(Material for this task begins)
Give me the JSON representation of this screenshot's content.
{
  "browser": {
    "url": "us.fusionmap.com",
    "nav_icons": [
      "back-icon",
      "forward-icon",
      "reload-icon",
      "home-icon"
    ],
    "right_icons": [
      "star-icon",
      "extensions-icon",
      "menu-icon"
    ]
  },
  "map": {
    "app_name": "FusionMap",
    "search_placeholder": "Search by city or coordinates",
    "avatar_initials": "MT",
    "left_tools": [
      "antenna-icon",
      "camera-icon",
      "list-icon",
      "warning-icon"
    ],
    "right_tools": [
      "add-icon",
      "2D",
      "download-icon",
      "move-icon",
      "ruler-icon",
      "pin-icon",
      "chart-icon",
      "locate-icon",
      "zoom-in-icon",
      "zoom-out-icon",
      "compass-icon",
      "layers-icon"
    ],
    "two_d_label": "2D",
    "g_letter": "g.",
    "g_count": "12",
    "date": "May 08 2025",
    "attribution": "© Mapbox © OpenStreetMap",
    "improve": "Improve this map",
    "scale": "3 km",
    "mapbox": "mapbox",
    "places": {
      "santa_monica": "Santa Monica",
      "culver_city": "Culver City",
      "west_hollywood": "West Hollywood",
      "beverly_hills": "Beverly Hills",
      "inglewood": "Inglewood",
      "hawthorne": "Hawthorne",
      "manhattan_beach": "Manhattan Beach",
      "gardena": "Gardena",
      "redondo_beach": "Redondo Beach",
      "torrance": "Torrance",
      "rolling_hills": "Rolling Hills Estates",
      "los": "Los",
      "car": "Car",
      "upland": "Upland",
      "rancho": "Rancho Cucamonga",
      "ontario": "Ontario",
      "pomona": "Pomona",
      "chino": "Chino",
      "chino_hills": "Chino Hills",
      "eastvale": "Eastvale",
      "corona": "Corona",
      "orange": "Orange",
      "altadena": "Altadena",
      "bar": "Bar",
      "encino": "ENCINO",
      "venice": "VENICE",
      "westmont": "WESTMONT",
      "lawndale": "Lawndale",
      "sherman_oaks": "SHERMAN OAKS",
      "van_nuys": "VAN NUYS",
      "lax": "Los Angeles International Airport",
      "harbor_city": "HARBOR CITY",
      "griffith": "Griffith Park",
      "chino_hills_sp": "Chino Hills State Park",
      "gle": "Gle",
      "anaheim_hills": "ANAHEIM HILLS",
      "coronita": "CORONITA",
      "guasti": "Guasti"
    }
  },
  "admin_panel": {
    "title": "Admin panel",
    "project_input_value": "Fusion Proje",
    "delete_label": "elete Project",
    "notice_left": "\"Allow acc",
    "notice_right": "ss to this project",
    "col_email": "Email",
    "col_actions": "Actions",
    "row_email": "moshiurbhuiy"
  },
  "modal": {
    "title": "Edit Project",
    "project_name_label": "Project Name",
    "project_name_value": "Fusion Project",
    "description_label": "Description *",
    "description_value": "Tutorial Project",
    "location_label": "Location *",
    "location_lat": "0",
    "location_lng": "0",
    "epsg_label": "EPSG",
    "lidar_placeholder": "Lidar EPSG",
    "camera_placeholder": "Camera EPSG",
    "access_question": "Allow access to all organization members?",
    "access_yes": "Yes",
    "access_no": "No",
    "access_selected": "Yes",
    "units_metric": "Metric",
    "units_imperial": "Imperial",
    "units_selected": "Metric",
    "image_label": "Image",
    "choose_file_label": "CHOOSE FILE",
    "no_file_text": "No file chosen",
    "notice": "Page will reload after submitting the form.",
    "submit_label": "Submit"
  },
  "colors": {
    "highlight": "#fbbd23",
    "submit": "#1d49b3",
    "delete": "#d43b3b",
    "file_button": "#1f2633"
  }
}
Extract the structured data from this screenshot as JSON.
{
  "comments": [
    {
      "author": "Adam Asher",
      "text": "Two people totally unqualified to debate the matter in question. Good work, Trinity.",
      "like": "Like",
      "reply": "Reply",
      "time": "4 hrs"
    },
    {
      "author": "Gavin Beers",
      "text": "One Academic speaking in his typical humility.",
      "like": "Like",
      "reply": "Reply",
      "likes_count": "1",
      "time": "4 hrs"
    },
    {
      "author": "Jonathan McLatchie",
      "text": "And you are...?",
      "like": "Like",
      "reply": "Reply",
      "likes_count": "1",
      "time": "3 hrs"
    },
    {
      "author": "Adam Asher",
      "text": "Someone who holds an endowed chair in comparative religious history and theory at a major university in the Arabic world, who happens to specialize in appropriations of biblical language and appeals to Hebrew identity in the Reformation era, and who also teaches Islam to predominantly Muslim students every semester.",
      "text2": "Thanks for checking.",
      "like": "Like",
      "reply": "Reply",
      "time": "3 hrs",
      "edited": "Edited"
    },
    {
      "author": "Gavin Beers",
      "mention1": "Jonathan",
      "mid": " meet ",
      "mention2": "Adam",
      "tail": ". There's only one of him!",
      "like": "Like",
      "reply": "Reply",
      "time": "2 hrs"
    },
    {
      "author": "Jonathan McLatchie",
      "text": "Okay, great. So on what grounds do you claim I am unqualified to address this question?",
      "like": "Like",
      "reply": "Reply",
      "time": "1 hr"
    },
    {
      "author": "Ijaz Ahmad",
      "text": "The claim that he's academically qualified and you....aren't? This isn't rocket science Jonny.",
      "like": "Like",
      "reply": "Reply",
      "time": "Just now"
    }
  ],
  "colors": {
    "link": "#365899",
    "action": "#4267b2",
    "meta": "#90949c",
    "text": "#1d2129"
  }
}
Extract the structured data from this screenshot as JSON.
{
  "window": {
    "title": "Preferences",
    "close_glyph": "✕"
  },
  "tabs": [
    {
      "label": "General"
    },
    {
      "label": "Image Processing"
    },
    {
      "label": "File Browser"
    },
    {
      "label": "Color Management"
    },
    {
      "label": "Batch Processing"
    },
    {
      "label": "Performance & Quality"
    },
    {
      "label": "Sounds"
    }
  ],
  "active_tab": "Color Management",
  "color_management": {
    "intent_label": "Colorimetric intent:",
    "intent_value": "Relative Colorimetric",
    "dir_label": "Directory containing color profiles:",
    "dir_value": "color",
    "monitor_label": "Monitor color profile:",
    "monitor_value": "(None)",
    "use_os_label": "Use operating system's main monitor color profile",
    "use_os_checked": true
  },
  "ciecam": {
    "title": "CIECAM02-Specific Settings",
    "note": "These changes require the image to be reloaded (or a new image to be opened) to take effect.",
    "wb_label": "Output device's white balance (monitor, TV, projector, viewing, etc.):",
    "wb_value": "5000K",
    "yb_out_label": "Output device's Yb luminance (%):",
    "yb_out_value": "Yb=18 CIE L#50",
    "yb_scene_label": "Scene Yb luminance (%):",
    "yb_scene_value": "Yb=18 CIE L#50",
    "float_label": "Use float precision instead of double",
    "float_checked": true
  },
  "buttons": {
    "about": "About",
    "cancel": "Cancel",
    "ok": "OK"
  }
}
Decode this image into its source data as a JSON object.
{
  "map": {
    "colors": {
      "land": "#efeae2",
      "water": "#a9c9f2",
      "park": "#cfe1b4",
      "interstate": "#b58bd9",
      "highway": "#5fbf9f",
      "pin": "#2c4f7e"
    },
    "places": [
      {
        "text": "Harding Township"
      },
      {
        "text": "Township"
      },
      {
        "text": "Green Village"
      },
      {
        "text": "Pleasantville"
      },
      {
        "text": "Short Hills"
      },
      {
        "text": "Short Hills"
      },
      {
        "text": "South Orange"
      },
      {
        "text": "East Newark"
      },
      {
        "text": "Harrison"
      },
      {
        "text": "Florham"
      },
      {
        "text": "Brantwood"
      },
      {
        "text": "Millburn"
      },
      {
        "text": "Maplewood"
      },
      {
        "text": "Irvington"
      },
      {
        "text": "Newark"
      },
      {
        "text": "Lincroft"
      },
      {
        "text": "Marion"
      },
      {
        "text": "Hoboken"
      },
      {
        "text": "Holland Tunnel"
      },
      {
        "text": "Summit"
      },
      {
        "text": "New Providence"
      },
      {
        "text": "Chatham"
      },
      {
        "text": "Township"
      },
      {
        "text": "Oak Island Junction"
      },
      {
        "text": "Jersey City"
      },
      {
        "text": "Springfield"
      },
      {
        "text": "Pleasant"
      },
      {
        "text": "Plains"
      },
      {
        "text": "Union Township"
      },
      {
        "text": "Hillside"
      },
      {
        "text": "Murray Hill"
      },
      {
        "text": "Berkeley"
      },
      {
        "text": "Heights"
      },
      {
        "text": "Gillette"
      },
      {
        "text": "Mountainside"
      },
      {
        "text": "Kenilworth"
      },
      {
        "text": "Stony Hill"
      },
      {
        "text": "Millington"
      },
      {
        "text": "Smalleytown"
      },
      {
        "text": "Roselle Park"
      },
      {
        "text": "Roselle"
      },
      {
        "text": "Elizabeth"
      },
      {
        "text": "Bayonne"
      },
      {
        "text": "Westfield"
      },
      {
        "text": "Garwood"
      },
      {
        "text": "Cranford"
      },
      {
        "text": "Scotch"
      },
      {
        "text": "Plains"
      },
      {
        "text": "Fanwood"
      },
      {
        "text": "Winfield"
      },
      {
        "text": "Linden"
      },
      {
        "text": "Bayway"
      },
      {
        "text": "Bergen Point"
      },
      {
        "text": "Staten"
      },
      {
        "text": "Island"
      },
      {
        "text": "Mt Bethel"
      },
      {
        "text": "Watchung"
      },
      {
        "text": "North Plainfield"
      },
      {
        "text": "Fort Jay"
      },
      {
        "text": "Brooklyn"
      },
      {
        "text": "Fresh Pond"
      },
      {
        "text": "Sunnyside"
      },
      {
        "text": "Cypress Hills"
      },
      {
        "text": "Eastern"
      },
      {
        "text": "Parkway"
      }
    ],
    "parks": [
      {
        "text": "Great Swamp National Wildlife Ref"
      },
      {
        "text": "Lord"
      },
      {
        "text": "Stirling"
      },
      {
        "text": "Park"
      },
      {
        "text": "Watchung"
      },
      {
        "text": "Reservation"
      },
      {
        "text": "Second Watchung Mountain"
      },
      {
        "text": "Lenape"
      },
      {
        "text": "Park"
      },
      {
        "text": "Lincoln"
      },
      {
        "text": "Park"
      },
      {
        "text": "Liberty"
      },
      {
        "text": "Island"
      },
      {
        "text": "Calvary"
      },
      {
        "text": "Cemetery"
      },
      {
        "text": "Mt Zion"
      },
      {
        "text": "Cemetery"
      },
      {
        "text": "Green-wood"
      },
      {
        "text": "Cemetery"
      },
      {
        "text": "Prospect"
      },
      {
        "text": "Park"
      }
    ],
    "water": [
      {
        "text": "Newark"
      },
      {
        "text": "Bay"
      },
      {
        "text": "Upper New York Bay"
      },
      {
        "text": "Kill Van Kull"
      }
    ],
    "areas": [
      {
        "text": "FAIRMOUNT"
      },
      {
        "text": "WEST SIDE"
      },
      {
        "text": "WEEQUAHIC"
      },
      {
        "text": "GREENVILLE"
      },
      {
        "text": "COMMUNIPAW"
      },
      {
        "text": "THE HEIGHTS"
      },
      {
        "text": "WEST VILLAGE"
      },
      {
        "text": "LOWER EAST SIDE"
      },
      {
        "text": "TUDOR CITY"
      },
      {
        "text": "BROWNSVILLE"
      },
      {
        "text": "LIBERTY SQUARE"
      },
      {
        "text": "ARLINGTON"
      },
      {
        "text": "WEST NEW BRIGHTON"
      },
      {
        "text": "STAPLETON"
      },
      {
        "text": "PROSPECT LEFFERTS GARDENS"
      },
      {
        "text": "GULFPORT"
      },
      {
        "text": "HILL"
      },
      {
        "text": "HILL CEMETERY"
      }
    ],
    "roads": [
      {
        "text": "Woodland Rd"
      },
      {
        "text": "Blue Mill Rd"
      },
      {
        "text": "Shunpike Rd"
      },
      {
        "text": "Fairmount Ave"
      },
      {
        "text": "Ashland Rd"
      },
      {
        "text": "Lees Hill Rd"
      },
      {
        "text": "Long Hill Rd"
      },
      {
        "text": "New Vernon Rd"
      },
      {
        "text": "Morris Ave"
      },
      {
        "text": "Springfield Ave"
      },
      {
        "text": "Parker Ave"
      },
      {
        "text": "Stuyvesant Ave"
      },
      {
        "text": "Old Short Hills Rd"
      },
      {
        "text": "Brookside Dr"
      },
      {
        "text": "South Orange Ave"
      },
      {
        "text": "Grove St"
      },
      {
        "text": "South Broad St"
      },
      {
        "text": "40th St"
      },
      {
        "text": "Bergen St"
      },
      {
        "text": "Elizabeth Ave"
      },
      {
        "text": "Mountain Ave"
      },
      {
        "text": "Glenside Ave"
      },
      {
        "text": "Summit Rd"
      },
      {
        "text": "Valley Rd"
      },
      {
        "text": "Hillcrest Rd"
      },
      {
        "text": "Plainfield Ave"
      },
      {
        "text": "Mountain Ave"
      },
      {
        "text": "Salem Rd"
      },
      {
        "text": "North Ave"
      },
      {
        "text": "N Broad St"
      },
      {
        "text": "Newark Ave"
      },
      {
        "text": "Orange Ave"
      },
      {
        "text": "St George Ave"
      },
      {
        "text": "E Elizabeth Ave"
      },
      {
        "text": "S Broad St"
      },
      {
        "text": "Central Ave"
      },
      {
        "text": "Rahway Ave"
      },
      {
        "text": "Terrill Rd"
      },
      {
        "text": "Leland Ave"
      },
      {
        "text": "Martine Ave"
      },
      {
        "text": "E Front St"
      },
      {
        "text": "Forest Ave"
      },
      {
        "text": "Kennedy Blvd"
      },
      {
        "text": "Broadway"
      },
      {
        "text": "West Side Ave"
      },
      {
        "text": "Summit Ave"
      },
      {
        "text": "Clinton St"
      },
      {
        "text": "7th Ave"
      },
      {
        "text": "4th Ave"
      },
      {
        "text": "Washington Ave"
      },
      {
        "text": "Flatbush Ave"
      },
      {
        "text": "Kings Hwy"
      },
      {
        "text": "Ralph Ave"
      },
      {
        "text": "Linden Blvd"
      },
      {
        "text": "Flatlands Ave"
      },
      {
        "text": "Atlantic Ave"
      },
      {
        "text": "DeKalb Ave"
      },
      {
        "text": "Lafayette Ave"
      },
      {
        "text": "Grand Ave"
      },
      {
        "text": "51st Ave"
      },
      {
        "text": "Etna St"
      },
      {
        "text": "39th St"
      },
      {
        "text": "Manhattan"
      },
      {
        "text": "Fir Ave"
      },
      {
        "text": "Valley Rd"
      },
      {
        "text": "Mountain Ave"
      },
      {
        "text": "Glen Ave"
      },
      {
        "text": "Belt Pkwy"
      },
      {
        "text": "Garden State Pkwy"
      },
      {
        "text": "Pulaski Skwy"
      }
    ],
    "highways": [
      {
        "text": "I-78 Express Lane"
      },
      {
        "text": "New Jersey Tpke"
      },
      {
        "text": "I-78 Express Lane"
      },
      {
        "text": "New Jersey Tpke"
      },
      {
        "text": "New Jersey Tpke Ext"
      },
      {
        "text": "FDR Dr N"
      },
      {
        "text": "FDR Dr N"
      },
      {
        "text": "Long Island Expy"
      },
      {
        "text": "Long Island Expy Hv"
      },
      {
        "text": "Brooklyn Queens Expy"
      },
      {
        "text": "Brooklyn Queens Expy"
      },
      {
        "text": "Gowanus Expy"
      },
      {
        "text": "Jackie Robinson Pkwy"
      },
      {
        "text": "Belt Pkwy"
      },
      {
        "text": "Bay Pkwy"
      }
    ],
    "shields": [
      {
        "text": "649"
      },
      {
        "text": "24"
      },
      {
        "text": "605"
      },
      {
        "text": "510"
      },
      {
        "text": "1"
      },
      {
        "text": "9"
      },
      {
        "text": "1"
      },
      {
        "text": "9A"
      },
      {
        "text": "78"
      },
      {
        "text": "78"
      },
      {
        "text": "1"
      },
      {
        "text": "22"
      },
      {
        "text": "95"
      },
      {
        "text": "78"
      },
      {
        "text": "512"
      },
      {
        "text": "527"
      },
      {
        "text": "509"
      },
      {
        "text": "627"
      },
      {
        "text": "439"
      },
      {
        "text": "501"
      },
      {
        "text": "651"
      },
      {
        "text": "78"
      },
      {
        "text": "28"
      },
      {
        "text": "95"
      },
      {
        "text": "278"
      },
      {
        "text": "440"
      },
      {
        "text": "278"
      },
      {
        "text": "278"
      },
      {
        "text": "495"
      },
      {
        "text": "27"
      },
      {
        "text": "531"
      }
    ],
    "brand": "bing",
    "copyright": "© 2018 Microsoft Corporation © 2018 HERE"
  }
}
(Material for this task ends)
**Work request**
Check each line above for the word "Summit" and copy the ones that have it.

**Reply**
        "text": "Summit"
        "text": "Summit Rd"
        "text": "Summit Ave"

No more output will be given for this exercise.